BUFFALO, N.Y. (WIVB) – Makers of widely-used antibacterial soaps now have a year to prove to the FDA that their products are safe.
The FDA is focusing on an active ingredient in the products called “triclosan.” Government researchers found the hand soaps, body washes and dishwashing detergent touted as “antibacterial” or “antiseptic” worked no better at killing germs than simple soap and water.
Diana Monaco, local spokesperson for the FDA, says their research shows no benefit to using antibacterial soaps and that they can be risky.
“In addition to not being better than soap and water, they are actually starting to see some effects, hormonal effects in animals, starting to see the disruption of the environmental flora,” she said.
Sales of antibacterial products have grown as health officials emphasize clean hands and good hygiene as a means of warding off disease.
While alcohol is the active ingredient in many antibacterial wipes and other products, triclosan has become the chemical of choice for hand soap, body wash, dishwashing detergent and toothpaste. But in toothpaste, Monaco says it is actually effective.
“We actually see that it actually helps with gingivitis and with plaque. So it is actually a positive thing in the toothpaste,” she said.
Monaco says the findings reinforce parental advice that has been passed down over the ages about washing your hands before you eat but the FDA is not ready to declare triclosan hazardous to your health.
She said, “Still it is not unsafe to use all these antibacterials, but it is still a recommendation that plain soap and water is better.”

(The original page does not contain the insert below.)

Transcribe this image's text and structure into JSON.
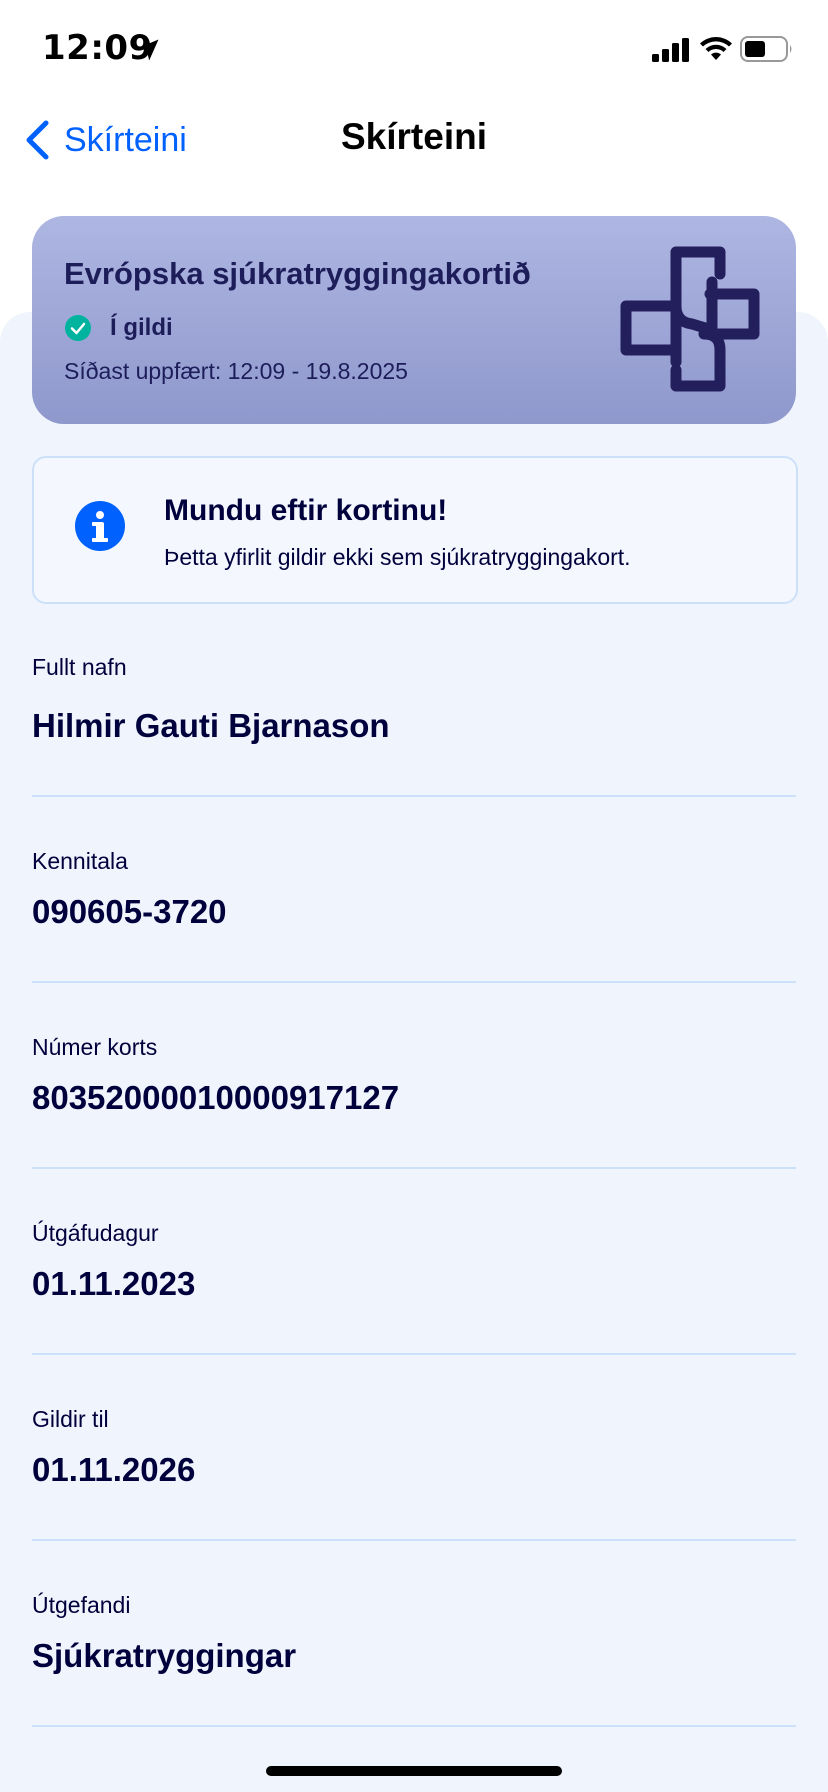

The European Union banned triclosan from all products that come in contact with food back in 2010. The FDA is now proposing new rules for triclosan that would not include institutional use, such as hospitals.